All those things helped to get my hormones under control. We slept better at night, and Simone improved emotionally as well as educationally.
It has taken over two years to get to where we are. It was baby steps that got us here.
My diet has changed over the last two months as well. I have been on and off keto for the last 7 years, but because of inflammation in my body, I chose to go mostly raw.
I have been slowly transitioning to a raw food diet, but it isn’t a raw vegan diet. 17 years ago I was trained as a raw food practitioner and chef. Originally when I became a raw vegan, I put my autoimmune condition in remission.
Now that we have locked down our light problems, I’m taking that next step in implementing a raw food diet with intermittent fasting.

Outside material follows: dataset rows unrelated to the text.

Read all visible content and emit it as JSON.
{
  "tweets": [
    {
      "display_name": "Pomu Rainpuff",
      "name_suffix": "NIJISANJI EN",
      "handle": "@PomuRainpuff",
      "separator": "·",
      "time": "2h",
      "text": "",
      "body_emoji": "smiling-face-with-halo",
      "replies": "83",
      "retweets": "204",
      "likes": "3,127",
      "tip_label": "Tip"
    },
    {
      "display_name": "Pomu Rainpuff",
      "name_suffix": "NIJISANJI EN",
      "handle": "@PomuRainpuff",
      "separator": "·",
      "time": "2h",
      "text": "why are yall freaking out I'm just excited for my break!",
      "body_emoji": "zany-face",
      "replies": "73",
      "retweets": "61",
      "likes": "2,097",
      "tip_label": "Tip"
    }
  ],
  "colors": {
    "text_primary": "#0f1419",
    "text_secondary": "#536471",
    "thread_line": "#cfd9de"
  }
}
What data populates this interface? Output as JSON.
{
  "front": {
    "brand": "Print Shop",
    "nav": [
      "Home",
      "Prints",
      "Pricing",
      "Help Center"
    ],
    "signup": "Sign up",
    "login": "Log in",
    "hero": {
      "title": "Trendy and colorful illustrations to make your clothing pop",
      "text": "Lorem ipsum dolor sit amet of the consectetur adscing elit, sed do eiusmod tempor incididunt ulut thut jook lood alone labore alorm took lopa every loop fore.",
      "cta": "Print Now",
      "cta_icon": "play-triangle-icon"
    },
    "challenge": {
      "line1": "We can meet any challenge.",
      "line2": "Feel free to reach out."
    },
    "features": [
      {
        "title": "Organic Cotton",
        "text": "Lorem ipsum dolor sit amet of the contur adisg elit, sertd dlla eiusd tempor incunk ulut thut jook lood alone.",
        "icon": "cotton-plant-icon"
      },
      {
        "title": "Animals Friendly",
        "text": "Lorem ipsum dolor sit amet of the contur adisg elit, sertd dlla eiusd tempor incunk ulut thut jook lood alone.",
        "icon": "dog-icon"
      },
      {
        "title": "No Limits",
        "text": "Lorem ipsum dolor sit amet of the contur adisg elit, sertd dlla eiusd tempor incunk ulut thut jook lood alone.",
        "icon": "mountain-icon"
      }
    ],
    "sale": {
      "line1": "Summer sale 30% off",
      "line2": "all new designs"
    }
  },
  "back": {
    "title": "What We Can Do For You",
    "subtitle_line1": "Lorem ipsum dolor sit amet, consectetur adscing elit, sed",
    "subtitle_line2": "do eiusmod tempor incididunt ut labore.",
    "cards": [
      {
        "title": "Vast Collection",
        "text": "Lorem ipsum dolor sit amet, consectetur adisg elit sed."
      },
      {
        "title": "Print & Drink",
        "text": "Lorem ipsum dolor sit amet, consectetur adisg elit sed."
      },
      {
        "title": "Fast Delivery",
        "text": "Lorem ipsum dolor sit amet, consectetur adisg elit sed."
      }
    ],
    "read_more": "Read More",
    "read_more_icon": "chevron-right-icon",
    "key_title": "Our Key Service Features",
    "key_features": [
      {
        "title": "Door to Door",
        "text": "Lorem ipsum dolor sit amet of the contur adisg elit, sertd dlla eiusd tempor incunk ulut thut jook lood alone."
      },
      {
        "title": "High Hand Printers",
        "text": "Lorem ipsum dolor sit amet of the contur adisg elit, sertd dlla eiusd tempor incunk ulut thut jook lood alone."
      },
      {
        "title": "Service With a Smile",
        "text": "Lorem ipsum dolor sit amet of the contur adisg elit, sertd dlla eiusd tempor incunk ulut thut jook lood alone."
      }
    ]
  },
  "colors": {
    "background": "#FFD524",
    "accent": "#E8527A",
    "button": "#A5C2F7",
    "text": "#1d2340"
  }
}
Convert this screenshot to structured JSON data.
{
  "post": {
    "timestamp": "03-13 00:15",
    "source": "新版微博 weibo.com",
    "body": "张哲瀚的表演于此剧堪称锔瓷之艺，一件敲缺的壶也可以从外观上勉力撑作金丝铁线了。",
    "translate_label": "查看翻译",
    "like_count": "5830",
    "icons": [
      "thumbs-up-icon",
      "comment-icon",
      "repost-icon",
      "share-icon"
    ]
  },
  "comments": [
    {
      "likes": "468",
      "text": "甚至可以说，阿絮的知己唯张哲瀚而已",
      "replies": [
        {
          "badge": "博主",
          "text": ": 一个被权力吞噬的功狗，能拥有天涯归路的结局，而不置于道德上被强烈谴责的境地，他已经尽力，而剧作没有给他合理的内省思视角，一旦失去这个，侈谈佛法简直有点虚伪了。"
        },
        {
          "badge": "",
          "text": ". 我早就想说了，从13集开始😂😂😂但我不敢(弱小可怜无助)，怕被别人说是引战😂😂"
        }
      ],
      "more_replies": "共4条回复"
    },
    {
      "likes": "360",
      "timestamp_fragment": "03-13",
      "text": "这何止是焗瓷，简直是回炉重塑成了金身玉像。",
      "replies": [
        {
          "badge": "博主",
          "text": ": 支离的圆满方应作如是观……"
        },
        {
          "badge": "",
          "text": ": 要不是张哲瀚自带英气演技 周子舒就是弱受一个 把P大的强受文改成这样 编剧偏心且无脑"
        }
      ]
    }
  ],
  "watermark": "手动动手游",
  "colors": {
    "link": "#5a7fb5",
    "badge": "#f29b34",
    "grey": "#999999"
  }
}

My diet consists of one meal a day that has about 5 oz of a raw protein of some sort, a raw yolk, fruit, greens, olive oil, rice vinegar, spices, and an avocado. It’s basically the same thing every day around 10am.
I eat either raw beef or raw oysters or both with each meal. On other days I will switch out the raw meat for two cans of sardines.
It’s basic, very filling, and doesn’t require me to think of food after 11 am every day.
I know it doesn’t sound very appetizing eating raw beef, but believe it or not, it’s freaking delicious. I couldn’t have imagined eating raw meat even just three months ago, but I am enjoying it.
The reason I’ve chosen to eat only one robust meal a day is for mitochondrial biogenesis. You can do a little research about how intermittent fasting affects mitochondrial function. It’s fascinating.
So where does a black swan cygnet mitochondriac go from here?
As I continue to heal my body, my desire to farm becomes stronger. I am blessed to live in a county that has some of the darkest sky in the world. Without light pollution or nnEMFs around, I would LOVE to start a center for mitochondrial healing where people can come to get their bodies jumpstarted.
The change happens so quickly, and even though I’m nowhere near finished with my own personal health journey, I feel this is such a powerful experience.
Having a place where people can completely unplug, will not be exposed to nnEMFs, can ground, eat great organic food, and kickstart their mitochondriac journey is so exciting to me!
Dom and I have been looking for the perfect location, and we’ll be looking for investors who want to help create a new center. It’s all in the hatchling stage of planning, but it’s something Dom and I are very passionate about.
For the sake of time and the fact that this has been a super long post, I’ll stop there.
Thanks for reading!